David Elfin On Sports: Stallworth And Gaffney Touched By Tragedy
Redskins CentralShop for Redskins Gear
Buy Redskins Tickets
College Hoops Edition
Junkies Bikini Contest
Sports Fan Insider
Donte Stallworth and Jabar Gaffney first crossed paths more than a decade ago when the former was a standout receiver at Tennessee and the latter was the same at Southeastern Conference rival Florida.
This month, Stallworth and Gaffney, each of whom will turn 31 this fall, are teammates for the first time. However, their successive acquisitions by the Washington Redskins late last month weren’t the first developments to bring them together. Unfortunately, Stallworth and Gaffney have each been scarred by tragedy in recent years.

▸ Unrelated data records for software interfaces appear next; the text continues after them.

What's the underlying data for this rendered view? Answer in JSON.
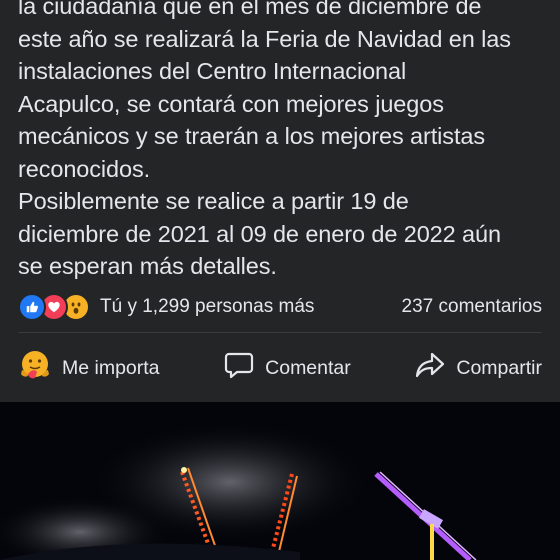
{
  "post": {
    "text": "la ciudadanía que en el mes de diciembre de\neste año se realizará la Feria de Navidad en las\ninstalaciones del Centro Internacional\nAcapulco, se contará con mejores juegos\nmecánicos y se traerán a los mejores artistas\nreconocidos.\nPosiblemente se realice a partir 19 de\ndiciembre de 2021 al 09 de enero de 2022 aún\nse esperan más detalles."
  },
  "reactions": {
    "icons": [
      "like-icon",
      "love-icon",
      "wow-icon"
    ],
    "summary": "Tú y 1,299 personas más",
    "comments": "237 comentarios"
  },
  "actions": {
    "care_label": "Me importa",
    "comment_label": "Comentar",
    "share_label": "Compartir"
  },
  "colors": {
    "background": "#242526",
    "text": "#e4e6eb",
    "like": "#2078f4",
    "love": "#f33e58",
    "wow": "#f7b125"
  }
}
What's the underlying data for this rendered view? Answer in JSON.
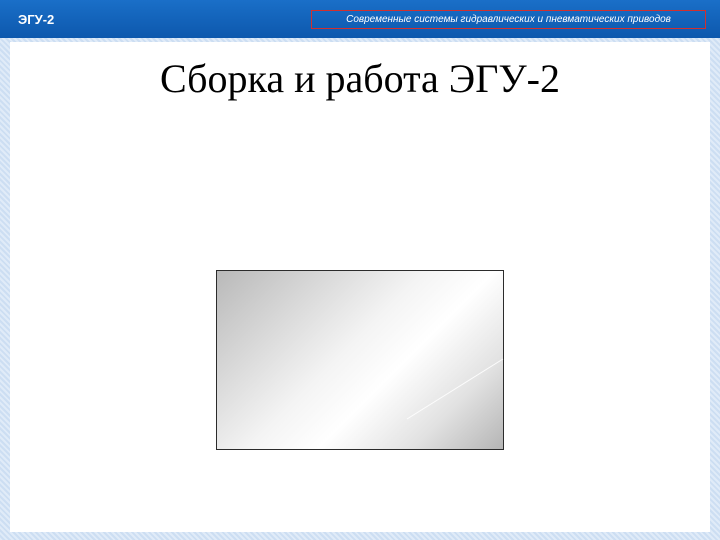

On March 14, 2009, Stallworth, who had been drinking, hit and killed a pedestrian while driving his Bentley in Miami Beach. Stallworth pled guilty to second degree manslaughter and DUI charges and was sentenced to 30 days jail, 1,000 hours of community service, two years of house arrest and eight years probation. He reached an out-of-court civil settlement with his victim’s family. NFL commissioner Roger Goodell also suspended Stallworth for the 2009 season.
“That’s something that won’t ever go away,” Stallworth said about the accident. “I want to help people understand (the possible ramifications) of being behind the wheel once you’ve had some drinks. That’s something that will be with me for the rest of my life. It’s something I’m going to have tell my children whenever I have kids. I try to learn from it, try to better myself, try to help people not make the same mistake.”
The speedy Stallworth, who had career-highs of 70 catches and 945 yards as well as seven touchdowns for New Orleans in 2004, had just two catches in eight games for the Ravens last year after returning from a broken foot suffered in preseason. But he was still thrilled to be back doing what he does best.
“You have a greater appreciation for things when something’s taken away from you,” Stallworth said. I’ve always loved football. “Sitting back and having to be a cheerleader wasn’t fun at all. I wanted to take advantage of everything from there on out. I felt like I have a newfound love of the game. I want to make the most of the opportunities that I get. I’m excited to be in this offense and hopefully I can help this team out a lot.”
While Stallworth was beginning his comeback with Baltimore last summer, Gaffney was dealing with a death for which he was indirectly responsible. On Sept. 20, Denver receiver Kenny McKinley killed himself with a gun he had bought from a Broncos teammate: Gaffney.
“Kenny was a good friend,” Gaffney said. “I keep him in my heart. A friend called me and said something was going on over there (at McKinley’s home) and I should go check it out. I went over there. It was tough. Life and death. Life and death.”
Gaffney said he doesn’t “regularly” think about his role in McKinley’s death, believing that his buddy would’ve found a way to kill himself even if their gun purchase hadn’t happened. And Gaffney, more of a possession receiver than Stallworth, rose above the tragedy to set career-highs with 65 catches and 875 yards. So he didn’t expect to be traded to Washington.
“I was really shocked,” Gaffney said. “But then I talked to (Washington coach Mike Shanahan). It’s good to be wanted. I always think I’m going to be the guy. I don’t look at being the other guy (to longtime Redskins No. 1 receiver Santana Moss). I try to be the guy.”
And with Stallworth also on hand, Gaffney isn’t the only guy on his team who’ll be forever touched by tragedy.
David Elfin has covered sports since he was a junior at Bethesda-Chevy Chase High School in 1975. He is the Washington representative on the Pro Football Hall of Fame selection committee and is the former President of the Pro Football Writers of America. A pre-game regular on 106.7-The Fan during the 2010 Redskins season, he returned to the station as its blogger in March.